Turkey hopeful of ties with EU during Greek presidency
ANKARA - Hürriyet Daily News
Greek Foreign Minister Venizelos (R) greets his Turkish counterpart Davutoğlu upon his arrival for a meeting in Athens. Two diplomats exchanged views on Turkish-EU relations, bilateral ties as well as Cyprus talks. AFP photoThe momentum provided in ties with the European Union thanks to the commencement of visa exemption talks and the opening of a chapter after three years could be further boosted during Greek and Italian term presidencies in 2014, the Turkish government believes, although it sees a slimmer chance for a breakthrough on Cyprus.
“We are hopeful about the Greek presidency. Greece has been supporting Turkish accession to the EU for a long time. We have already expressed our expectations to Greece for the opening of more chapters and for accelerating the negotiation process,” a senior Foreign Ministry official told the Hürriyet Daily News yesterday. The last meeting between the two countries’ foreign ministers, Ahmet Davutoğlu and Evangelos Venizelos, took place on Dec. 12 in Athens where the two diplomats exchanged views on Turkish-EU relations, bilateral ties as well as Cypriot talks.
Greece will assume the term presidency today for the first half of 2014 before being succeeded by Italy on July 1. Given that both Mediterranean countries are in favor of Turkey’s accession, Ankara sees a window of opportunity for further boosting the pace of negotiations in the new year.
“The momentum gained in recent weeks should be continued with the opening of more chapters. We should avoid another period of stagnation in accession talks,” the official said.
Turkey is pressing the EU for the removal of the Cypriot blockage on the opening of chapters 23, judiciary and fundamental rights, and chapter 24, justice, freedom and security, both of which are regarded as key chapters for the completion of the accession process.
The Greek presidency has gained more importance as Turkish Cypriots and Greek Cypriots are close to launching a new round of reunification talks with the aim of ending the four-decade old division on the island.
Greece and Turkey are both guarantor countries of Cyprus and play crucial roles as motherlands in peace talks. “Although the Cyprus problem stands as an important element in Turkey’s accession process, we believe we should make progress in the negotiation process regardless of developments about these talks,” the official said.

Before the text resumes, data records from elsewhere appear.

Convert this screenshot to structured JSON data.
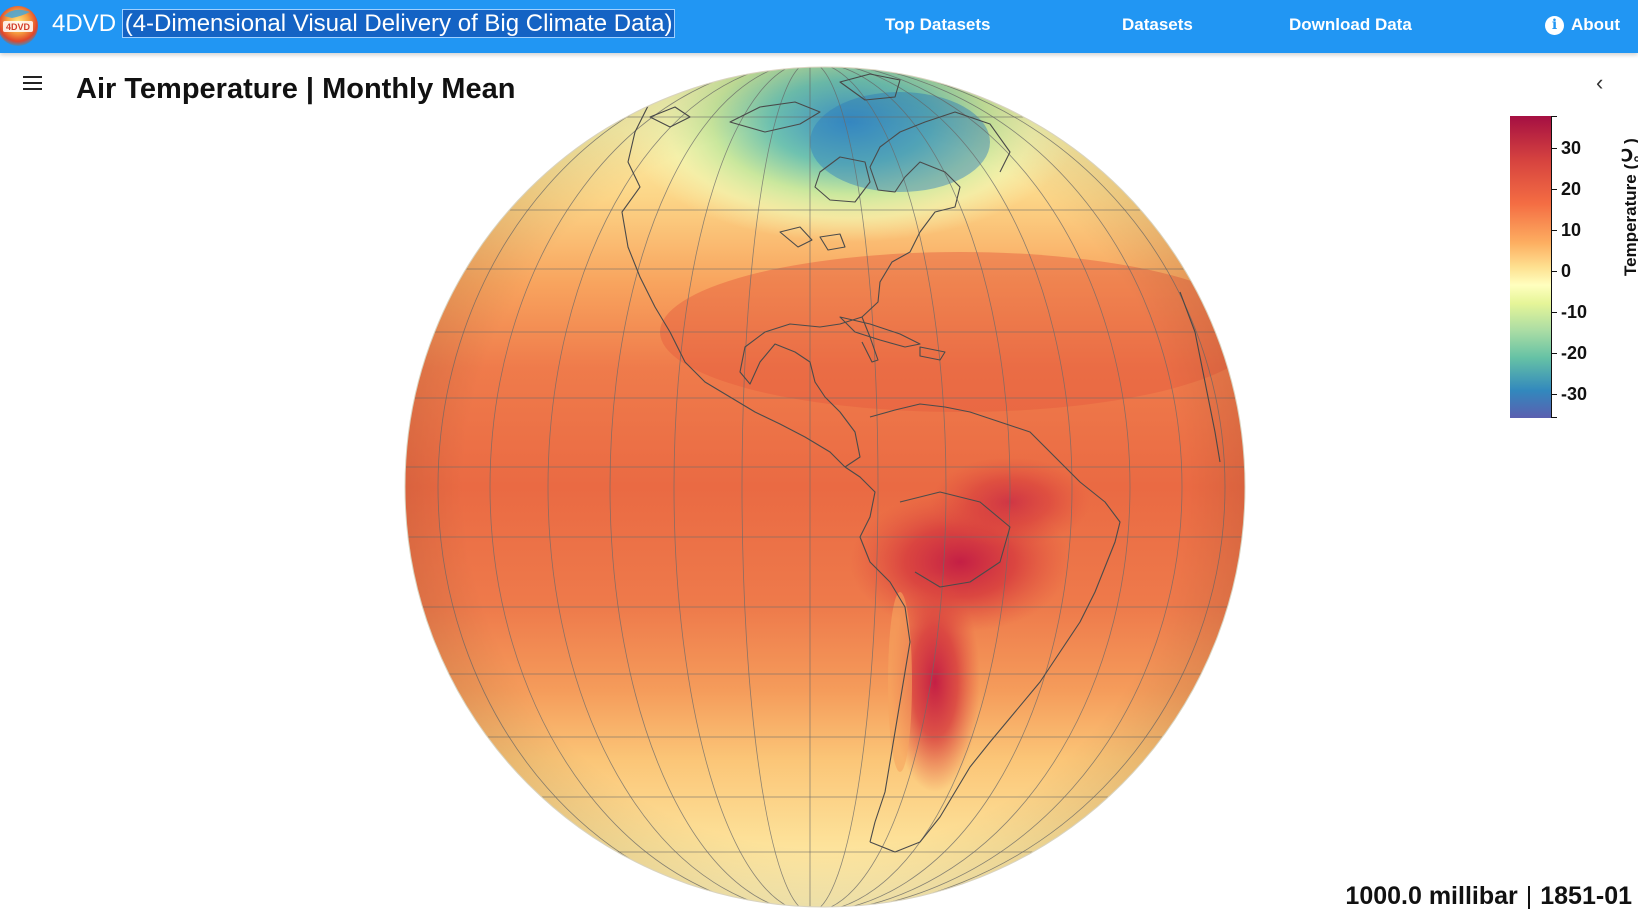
{
  "header": {
    "logo_text": "4DVD",
    "app_name": "4DVD",
    "app_subtitle": "(4-Dimensional Visual Delivery of Big Climate Data)",
    "nav": [
      {
        "label": "Top Datasets"
      },
      {
        "label": "Datasets"
      },
      {
        "label": "Download Data"
      },
      {
        "label": "About"
      }
    ]
  },
  "main": {
    "title": "Air Temperature | Monthly Mean"
  },
  "legend": {
    "title": "Temperature (℃)",
    "ticks": [
      "30",
      "20",
      "10",
      "0",
      "-10",
      "-20",
      "-30"
    ],
    "range": [
      -37,
      38
    ],
    "colors": [
      "#a50f42",
      "#f46d43",
      "#fee090",
      "#ffffbf",
      "#abdda4",
      "#3288bd",
      "#5b5fb0"
    ]
  },
  "status": {
    "level": "1000.0 millibar",
    "separator": "|",
    "date": "1851-01"
  },
  "colors": {
    "accent": "#2196f3",
    "title_highlight": "#1463c4"
  }
}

Greek Cyprus is still dragging its feet in officially launching talks and introducing difficult pre-conditions. Turkey and Turkish Cypriots have shown sufficient flexibility in meeting these pre-conditions to be outlined in the joint statement, but Greek Cypriots have still hesitated to begin talks.
“It seems they are not sincerely willing for talks. They are aware that once talks begin there will be no return. And if a prospected referendum is not approved in the south as happened in 2004, they know this second ‘no’ will surely have consequences to their disadvantage,” the same official said.
High-level visits in early 2014
With the coming of 2014, Turkey-EU ties will witness an exchange of high-level visits that are expected to give more opportunities to accelerate the accession process. One of the most important visits will be carried out by Prime Minister Recep Tayyip Erdoğan to Brussels on Jan. 21, making his first trip to the EU capital since 2009. This will be followed by French President François Hollande’s visit to Turkey on Jan. 26, making him the first French leader to pay a state visit since 1992. Ankara expects that Hollande will announce the removal of a French veto on some chapters during the visit.
President Abdullah Gül is also expected to go to Italy on Jan. 28, while there are also plans for Erdoğan to go to Germany in early February.